------ Records provided

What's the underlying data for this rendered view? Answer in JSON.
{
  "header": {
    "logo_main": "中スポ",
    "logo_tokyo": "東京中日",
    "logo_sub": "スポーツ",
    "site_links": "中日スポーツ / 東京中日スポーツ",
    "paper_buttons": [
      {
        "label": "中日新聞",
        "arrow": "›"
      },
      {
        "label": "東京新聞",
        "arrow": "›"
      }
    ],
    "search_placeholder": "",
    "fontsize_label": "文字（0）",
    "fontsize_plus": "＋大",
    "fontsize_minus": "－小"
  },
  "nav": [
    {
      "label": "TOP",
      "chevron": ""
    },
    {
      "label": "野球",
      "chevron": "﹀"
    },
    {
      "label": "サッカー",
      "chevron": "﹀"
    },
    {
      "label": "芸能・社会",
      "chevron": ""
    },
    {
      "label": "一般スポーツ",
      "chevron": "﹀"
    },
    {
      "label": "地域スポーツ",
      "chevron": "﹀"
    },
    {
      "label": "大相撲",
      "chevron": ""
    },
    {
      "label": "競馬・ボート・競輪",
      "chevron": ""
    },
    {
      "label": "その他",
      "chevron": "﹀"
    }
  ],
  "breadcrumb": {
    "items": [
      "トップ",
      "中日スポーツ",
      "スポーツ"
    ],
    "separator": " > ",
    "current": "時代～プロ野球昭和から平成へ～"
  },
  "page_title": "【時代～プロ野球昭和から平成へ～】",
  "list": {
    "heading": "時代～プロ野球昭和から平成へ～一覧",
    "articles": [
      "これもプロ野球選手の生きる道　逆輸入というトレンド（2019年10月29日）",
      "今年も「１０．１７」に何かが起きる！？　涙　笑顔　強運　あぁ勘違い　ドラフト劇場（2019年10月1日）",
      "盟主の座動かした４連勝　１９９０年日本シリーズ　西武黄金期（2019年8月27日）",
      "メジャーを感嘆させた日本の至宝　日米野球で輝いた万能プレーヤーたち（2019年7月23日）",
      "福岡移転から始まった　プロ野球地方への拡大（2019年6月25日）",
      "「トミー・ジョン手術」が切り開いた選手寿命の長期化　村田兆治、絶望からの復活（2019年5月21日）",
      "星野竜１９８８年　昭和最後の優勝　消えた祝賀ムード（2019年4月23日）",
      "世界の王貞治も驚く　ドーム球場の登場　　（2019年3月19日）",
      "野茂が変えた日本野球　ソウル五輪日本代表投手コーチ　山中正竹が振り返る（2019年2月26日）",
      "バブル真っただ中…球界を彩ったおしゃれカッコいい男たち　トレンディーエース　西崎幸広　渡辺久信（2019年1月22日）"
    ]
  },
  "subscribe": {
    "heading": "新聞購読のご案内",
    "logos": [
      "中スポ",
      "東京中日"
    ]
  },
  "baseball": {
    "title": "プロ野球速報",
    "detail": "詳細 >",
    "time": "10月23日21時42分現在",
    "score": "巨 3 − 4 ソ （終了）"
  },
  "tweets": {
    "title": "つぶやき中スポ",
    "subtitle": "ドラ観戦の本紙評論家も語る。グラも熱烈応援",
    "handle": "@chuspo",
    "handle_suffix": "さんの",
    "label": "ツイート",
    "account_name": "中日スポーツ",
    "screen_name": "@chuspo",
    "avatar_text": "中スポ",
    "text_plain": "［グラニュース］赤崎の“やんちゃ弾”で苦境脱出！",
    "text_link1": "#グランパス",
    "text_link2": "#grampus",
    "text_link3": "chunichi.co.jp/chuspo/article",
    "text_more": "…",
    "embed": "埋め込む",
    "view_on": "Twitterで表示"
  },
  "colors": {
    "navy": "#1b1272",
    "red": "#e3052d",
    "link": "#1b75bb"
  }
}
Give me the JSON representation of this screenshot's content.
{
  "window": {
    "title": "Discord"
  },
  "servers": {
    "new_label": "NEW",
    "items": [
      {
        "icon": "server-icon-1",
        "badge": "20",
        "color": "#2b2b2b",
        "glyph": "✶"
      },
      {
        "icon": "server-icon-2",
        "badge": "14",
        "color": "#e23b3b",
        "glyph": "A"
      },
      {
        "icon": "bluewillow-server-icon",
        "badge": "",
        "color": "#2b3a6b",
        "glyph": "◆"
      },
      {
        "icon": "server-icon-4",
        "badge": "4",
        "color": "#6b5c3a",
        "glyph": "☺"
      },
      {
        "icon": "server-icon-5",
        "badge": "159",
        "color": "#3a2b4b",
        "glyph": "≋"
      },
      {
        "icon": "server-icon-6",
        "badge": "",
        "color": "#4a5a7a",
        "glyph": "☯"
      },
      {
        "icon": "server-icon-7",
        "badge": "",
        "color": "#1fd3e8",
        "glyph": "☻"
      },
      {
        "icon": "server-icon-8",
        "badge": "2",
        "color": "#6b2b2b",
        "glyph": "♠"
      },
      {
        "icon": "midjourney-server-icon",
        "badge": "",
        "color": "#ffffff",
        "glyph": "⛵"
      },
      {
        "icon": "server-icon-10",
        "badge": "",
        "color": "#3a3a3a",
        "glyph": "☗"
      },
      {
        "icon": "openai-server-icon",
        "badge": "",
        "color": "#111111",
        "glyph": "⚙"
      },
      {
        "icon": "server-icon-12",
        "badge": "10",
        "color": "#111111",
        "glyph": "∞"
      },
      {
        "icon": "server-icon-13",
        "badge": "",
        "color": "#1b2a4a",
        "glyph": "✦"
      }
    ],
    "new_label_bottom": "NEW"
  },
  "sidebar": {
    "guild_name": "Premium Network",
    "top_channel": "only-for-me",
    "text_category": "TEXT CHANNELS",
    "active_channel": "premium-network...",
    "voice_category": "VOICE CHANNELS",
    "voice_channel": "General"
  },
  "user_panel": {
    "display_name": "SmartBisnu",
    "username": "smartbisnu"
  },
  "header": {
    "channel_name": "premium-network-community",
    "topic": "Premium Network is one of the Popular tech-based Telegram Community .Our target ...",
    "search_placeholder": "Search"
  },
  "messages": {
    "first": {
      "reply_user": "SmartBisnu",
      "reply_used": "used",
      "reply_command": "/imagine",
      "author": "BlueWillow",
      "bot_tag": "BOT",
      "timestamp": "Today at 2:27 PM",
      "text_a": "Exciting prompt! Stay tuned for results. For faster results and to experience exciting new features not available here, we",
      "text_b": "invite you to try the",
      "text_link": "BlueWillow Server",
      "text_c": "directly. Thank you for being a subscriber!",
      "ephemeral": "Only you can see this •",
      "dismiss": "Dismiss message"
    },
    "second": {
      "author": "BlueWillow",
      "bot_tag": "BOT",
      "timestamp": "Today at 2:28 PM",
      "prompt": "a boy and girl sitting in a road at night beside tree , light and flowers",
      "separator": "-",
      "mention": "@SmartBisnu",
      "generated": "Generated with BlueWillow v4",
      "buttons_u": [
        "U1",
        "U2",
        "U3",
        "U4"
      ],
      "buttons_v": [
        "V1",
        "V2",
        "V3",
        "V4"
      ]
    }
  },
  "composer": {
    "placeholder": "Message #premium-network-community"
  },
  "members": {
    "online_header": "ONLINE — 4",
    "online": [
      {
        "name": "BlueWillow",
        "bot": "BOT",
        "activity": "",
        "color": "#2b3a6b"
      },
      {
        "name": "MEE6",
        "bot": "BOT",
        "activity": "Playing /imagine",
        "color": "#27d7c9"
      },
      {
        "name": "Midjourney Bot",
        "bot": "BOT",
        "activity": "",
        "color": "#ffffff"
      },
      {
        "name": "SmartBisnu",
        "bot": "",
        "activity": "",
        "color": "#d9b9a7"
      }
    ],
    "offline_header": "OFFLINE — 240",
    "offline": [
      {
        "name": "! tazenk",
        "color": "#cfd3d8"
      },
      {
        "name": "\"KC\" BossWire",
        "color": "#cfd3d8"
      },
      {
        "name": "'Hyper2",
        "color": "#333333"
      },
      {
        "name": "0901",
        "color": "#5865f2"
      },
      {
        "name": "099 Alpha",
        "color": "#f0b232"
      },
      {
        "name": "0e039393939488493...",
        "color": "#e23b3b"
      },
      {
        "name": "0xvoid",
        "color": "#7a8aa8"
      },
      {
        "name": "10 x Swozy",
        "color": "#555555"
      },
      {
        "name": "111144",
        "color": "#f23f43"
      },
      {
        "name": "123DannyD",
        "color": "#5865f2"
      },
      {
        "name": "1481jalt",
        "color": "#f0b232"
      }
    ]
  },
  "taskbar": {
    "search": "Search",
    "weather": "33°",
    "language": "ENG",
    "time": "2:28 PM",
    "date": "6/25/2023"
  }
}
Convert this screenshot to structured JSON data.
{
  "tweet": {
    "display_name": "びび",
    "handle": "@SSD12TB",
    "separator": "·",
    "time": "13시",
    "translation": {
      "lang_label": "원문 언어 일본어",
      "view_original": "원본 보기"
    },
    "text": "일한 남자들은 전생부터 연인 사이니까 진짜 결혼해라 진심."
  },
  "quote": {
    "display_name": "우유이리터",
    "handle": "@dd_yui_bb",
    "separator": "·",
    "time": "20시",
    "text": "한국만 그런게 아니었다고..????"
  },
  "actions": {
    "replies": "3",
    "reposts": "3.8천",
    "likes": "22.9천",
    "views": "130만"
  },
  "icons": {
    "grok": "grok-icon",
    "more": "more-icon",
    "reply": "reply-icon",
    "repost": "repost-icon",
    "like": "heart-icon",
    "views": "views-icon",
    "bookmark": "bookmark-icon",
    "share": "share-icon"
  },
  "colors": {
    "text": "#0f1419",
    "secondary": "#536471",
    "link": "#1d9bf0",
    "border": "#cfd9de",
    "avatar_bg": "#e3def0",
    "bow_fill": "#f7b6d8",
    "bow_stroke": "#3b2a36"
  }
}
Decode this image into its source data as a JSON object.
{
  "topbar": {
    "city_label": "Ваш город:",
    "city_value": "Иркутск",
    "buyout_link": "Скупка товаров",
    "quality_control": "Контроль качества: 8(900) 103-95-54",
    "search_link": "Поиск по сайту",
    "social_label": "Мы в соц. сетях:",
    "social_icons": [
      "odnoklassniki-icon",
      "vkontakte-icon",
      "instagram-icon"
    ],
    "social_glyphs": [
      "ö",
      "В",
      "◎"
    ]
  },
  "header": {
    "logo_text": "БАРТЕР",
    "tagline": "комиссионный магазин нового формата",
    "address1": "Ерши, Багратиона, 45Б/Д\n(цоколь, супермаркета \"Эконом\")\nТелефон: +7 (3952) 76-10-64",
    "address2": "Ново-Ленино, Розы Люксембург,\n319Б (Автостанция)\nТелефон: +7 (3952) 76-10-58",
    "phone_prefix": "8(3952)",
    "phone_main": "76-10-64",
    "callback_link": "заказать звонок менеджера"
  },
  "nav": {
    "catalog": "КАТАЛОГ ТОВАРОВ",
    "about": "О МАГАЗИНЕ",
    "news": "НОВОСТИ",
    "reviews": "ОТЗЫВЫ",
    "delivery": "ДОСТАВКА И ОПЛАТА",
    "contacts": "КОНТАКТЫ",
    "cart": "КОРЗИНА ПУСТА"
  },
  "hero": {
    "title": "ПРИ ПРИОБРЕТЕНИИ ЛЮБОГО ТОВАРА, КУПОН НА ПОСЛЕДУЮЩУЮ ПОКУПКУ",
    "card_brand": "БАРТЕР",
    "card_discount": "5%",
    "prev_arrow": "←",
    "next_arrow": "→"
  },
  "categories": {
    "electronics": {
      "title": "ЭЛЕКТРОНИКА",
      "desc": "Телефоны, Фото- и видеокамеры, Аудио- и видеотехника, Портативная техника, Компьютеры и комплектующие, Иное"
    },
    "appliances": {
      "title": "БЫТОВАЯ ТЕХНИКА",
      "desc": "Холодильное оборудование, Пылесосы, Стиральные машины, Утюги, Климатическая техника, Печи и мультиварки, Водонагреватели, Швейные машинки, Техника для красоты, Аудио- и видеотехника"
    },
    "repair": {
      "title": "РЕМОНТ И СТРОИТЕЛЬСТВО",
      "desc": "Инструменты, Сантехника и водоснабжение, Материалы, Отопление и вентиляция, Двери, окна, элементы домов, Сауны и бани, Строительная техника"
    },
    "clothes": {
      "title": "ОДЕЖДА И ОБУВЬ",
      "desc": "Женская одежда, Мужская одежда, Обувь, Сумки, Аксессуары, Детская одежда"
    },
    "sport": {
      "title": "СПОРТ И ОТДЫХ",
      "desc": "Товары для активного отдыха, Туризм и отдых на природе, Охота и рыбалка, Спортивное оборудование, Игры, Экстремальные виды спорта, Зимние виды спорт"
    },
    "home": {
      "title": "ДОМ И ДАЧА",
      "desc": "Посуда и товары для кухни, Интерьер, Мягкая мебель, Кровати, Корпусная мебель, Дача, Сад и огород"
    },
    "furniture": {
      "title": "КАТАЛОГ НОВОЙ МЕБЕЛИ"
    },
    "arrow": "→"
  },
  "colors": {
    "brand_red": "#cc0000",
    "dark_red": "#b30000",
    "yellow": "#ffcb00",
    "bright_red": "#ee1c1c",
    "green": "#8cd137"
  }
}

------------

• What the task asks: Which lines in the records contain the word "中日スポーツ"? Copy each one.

• Exercise solution:
    "site_links": "中日スポーツ / 東京中日スポーツ",
      "中日スポーツ",
    "account_name": "中日スポーツ",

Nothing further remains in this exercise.